> **EXERCISE DESCRIPTION**
Locate the word "inspección" in the data below, then copy every line that holds it.

***** STORED DATA *****

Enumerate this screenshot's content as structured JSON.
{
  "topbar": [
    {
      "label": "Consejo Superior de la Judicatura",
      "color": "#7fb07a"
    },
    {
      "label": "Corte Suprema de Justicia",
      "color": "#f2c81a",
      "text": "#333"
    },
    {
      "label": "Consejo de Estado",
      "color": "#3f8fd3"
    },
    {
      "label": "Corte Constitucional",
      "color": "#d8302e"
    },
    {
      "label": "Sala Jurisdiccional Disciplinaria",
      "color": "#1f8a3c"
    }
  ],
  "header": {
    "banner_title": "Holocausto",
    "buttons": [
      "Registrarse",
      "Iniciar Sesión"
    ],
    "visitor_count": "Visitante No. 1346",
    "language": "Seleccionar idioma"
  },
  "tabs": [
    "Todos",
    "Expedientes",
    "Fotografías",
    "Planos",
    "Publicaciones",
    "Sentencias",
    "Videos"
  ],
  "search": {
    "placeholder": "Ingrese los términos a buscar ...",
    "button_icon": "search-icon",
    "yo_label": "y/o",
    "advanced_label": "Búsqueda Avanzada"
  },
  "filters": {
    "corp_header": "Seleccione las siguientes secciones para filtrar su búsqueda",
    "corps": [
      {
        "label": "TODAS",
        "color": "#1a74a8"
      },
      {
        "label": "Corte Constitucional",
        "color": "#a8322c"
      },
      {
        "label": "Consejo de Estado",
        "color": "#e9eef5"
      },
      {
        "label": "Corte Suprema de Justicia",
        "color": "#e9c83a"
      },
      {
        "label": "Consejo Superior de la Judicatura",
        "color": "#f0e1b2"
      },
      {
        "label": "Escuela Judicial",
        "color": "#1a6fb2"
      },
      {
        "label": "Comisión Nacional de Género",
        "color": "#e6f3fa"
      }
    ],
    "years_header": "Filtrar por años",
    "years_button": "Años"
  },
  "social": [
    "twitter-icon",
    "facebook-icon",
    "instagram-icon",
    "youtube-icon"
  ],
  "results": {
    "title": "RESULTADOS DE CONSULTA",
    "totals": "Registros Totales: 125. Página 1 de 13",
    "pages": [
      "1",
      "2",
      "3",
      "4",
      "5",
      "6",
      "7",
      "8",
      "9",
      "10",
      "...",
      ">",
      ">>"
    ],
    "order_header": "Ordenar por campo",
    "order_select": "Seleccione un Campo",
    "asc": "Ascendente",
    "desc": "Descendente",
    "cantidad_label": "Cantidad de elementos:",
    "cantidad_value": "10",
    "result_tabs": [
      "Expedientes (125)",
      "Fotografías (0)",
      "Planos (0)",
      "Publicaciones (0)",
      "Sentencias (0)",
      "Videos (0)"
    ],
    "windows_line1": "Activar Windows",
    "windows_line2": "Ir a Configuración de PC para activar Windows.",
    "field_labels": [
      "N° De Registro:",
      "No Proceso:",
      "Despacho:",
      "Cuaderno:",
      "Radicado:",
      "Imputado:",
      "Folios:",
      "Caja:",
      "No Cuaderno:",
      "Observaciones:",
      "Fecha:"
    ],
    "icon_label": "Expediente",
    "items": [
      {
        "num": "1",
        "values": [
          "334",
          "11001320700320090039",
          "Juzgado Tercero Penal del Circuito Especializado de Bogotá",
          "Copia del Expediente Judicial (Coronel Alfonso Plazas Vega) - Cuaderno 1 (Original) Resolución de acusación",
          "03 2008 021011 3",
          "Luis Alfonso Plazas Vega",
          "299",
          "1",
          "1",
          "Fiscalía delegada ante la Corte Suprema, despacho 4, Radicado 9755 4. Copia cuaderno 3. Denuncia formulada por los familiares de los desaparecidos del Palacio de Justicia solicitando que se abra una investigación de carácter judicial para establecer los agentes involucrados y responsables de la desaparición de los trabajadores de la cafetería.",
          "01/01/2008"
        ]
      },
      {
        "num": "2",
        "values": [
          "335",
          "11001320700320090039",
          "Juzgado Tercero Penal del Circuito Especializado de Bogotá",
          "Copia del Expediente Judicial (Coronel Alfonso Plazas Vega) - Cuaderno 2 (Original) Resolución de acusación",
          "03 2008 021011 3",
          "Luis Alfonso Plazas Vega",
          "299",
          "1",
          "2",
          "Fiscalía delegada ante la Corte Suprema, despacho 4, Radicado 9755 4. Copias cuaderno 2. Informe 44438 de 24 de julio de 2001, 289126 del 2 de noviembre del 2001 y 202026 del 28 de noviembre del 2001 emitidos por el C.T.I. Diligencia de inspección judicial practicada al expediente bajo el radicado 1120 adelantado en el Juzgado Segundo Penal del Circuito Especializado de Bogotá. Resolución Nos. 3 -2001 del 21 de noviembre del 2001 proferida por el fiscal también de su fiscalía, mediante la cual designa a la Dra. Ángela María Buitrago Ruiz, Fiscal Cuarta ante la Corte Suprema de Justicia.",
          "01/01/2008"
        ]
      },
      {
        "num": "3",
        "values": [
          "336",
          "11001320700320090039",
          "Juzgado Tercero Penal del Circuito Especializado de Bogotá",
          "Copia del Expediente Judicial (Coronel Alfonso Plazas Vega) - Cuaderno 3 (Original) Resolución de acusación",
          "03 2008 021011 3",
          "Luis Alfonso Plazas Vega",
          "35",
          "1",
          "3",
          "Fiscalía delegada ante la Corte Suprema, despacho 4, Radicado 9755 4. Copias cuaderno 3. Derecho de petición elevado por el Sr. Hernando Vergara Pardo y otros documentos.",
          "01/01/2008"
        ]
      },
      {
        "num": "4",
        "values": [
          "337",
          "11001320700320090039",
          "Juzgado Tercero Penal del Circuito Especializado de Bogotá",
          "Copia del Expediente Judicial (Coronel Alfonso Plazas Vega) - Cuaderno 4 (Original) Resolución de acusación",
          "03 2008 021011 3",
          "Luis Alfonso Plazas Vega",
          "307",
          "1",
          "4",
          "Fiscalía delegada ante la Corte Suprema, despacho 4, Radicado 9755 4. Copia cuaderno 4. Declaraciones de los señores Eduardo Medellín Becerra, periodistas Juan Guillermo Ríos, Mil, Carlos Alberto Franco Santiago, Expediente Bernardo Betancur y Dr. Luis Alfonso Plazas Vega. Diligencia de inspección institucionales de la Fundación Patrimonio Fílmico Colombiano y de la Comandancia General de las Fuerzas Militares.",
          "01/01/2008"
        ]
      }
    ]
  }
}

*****

> **ANSWER SECTION**
          "Fiscalía delegada ante la Corte Suprema, despacho 4, Radicado 9755 4. Copias cuaderno 2. Informe 44438 de 24 de julio de 2001, 289126 del 2 de noviembre del 2001 y 202026 del 28 de noviembre del 2001 emitidos por el C.T.I. Diligencia de inspección judicial practicada al expediente bajo el radicado 1120 adelantado en el Juzgado Segundo Penal del Circuito Especializado de Bogotá. Resolución Nos. 3 -2001 del 21 de noviembre del 2001 proferida por el fiscal también de su fiscalía, mediante la cual designa a la Dra. Ángela María Buitrago Ruiz, Fiscal Cuarta ante la Corte Suprema de Justicia.",
          "Fiscalía delegada ante la Corte Suprema, despacho 4, Radicado 9755 4. Copia cuaderno 4. Declaraciones de los señores Eduardo Medellín Becerra, periodistas Juan Guillermo Ríos, Mil, Carlos Alberto Franco Santiago, Expediente Bernardo Betancur y Dr. Luis Alfonso Plazas Vega. Diligencia de inspección institucionales de la Fundación Patrimonio Fílmico Colombiano y de la Comandancia General de las Fuerzas Militares.",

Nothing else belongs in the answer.